The composition of the present work is entirely in keeping with the creations of Hiepes' early period, which are characterised by a balanced and symetrical configuration of objects, placed within a coherent spatial setting. In the present work the artist has arranged the objects on two planes, with the elegant glass vase and fountain providing the pivotal point of the composition, flanked symmetrically by the manises honey jar and the stack of sweet boxes, with the larger plate of sugared fruits and sweets on the left of the scene balanced by the búcaro and tazza, which have been edged forward to compensate for their smaller dimensions. The objects are illuminated against a black background with the light falling from the left side of the composition, which casts a shadow across the surface of the objects (most evident in the stack of boxes and foreground objects) defining their differing textures and forms. The slightly raised viewpoint adopted by the artist, like the works of Van der Hamen and the great Flemish still life painters before, affords the viewer a close inspection of the objects on display.

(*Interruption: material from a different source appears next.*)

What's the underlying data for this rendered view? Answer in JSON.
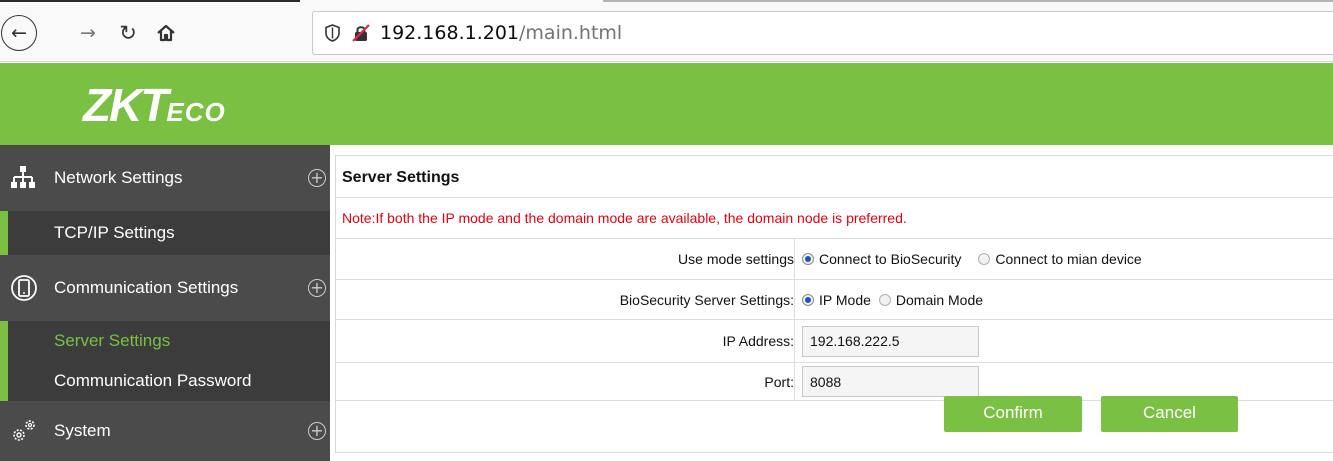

Much can be said of the selection of objects within the scene. The manises jar on the left, designed almost certainly for the storage of honey, was produced locally in Valencia and its depiction within the artist's paintings (of which this must be one of the earliest examples) would become something of a hallmark of his work. The beautiful glass vase and fountain appears to be the only representation within the entire artist's oeuvre of such an object, which is more commonly to be found (although normally in terracotta or structures of sea shells) within the still lifes of Juan de Espinosa (see, for example, two paintings from private collections, reproduced in P. Cherry, Arte y Naturaleza, Madrid 1999, plates LVI and LVII). The delightful stack of wooden boxes (which were designed to store quince and other sweets) represents, in some respects, hommage to the leading Madrileñan still life painter of the previous generation, Juan van der Hamen y León, in whose work they often feature (see, for example, his painting, signed and dated 1621, in the Museo de Bellas Artes, Granada; reproduced op. cit., plate XXXIV). It is typical of the invention of Hiepes however that he has entended Van der Hamen's motif by including as many as four levels of boxes, and in characteristic style he has left the lid of the top box slightly ajar to entice the inquisitive nature of the viewer. The large pyramid of sugared fruits, turrones, pastries and sweets in the left foreground of the scene were a favourite subject for depiction by Hiepes, almost certainly on account of the fact that his sister, Vicenta, owned a confectionery in Valencia itself. Perhaps the most intriguing object within the overall scene however is the búcaro, depicted upon a gilt tazza in the lower right corner, which was a small bowl made from earth designed for drinking water, its properties giving the water itself a sweet and pleasant flavouring. These everyday objects originated from Portugal and Extremadura but were subsequently produced more locally in Talavera, as well as imported in vast quantities from Mexico. There appears to have been an entire culture built up around the use of búcaros, not least because they were said to possess narcotic qualities and, following consumption of the water, the imbiber would often chew on the vessel and quite often consume the entire object (for further information on the subject, see N. Seseña, 'El Búcaro de las Meninas', pp. 39 - 48, with reproductions). This rich array of everyday objects not only affords us a fascinating insight into contemporary life, but the overall depiction represents one of the most beautiful Valencian bodegones of the 17th century.

We are grateful to Dr. Peter Cherry for confirming the attribution to Tomás Hiepes, following first hand inspection, and for proposing a date of execution during the first half of the 1640s (written communication, 25 July 2004). The attribution has also been confirmed by Ira Opperman, who will be including the work in her forthcoming doctoral thesis entitled Los Bodegones españoles del siglo XVII en el contexto europeo.

Auction Details

Spanish Old Master Paintings

December 09, 2004, 12:00 AM EST

34-35 New Bond Street, London, LDN, W1A 2AA, UK